Unfortunately for the Muppets, “The Happytime Murders” won the lawsuit on the grounds it attempted to avoid affiliation in marketing and does not reflect the world of the Muppets. By avoiding specific character references and all in-movie notions that could be linked to the Muppets or “Sesame Street,” “The Happytime Murders” prevailed.
This came as a rather interesting conclusion, considering that “The Happytime Murders” clearly made an effort to remind viewers of a circumstance involving Muppets. One of the trailers for the movie even features a tag line that seemingly defames the Muppets, claiming that the movie is “no sesame, all street.” The marketing team really must’ve done their research, cause it seems as though they got away with this one with the skin of their teeth.
It’s clear that one of the goals of the movie is to generate shock for their audience. Just another movie about some puppets isn’t anything new, but if you take that same likeness so many people are familiar with and flop it on its head, the results can surprise people.
Adding a comedic cast with some well-known names can even sweeten the deal. Now we have “The Happytime Murders” out in theaters, ready to ruin everyone’s childhood. It’s something that nobody knew could ever exist and, of all times, it was created in the socially progressive year or 2018.
This is probably why the movie tanked at the box office in its opening weekend. Its appeal is to raunchy comedy fans, but, in a lot of ways, misses its mark by being extremely over-the-top. In all, it does a good job at casting a bad light on a children’s franchise that’s been loved for so many years.

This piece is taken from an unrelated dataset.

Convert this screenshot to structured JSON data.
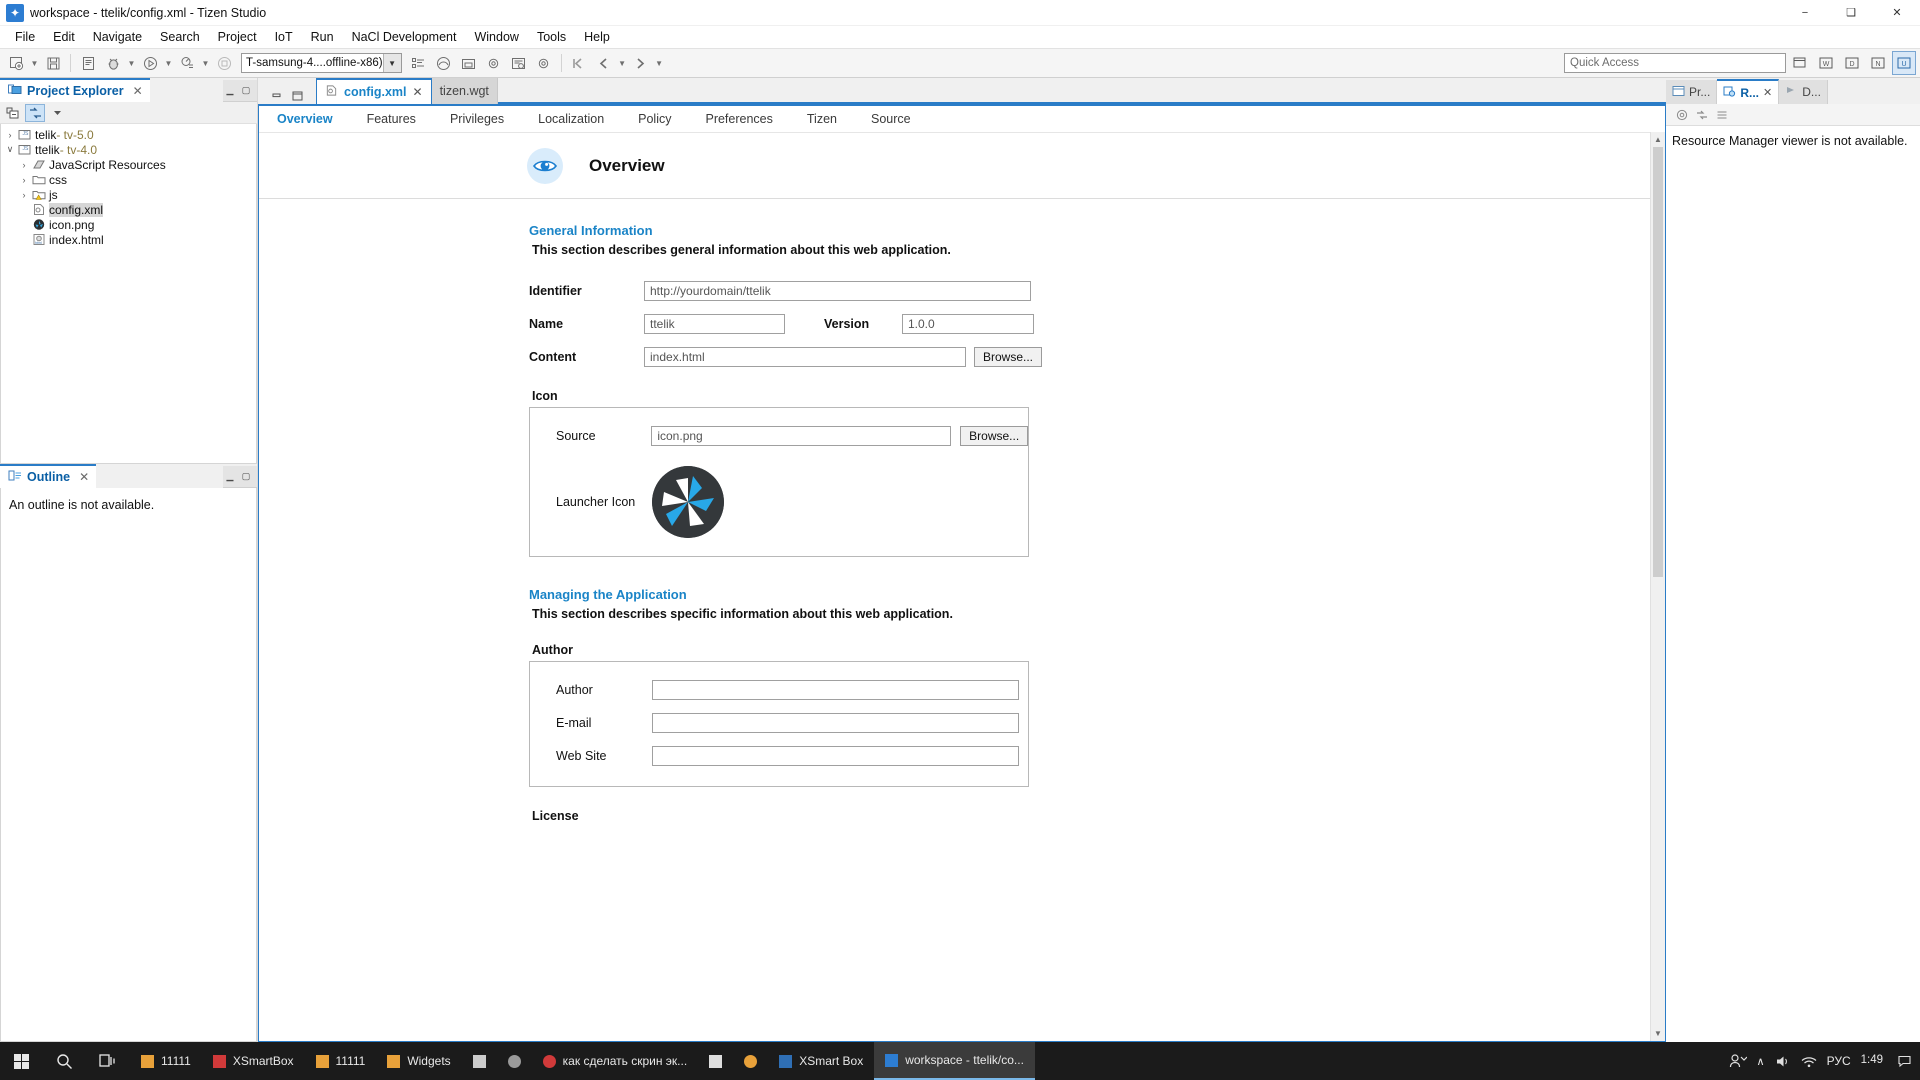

Many may think the movie has comedic value, but it’s safe to say that most people might want to pass on spending a few bucks to ruin their childhood.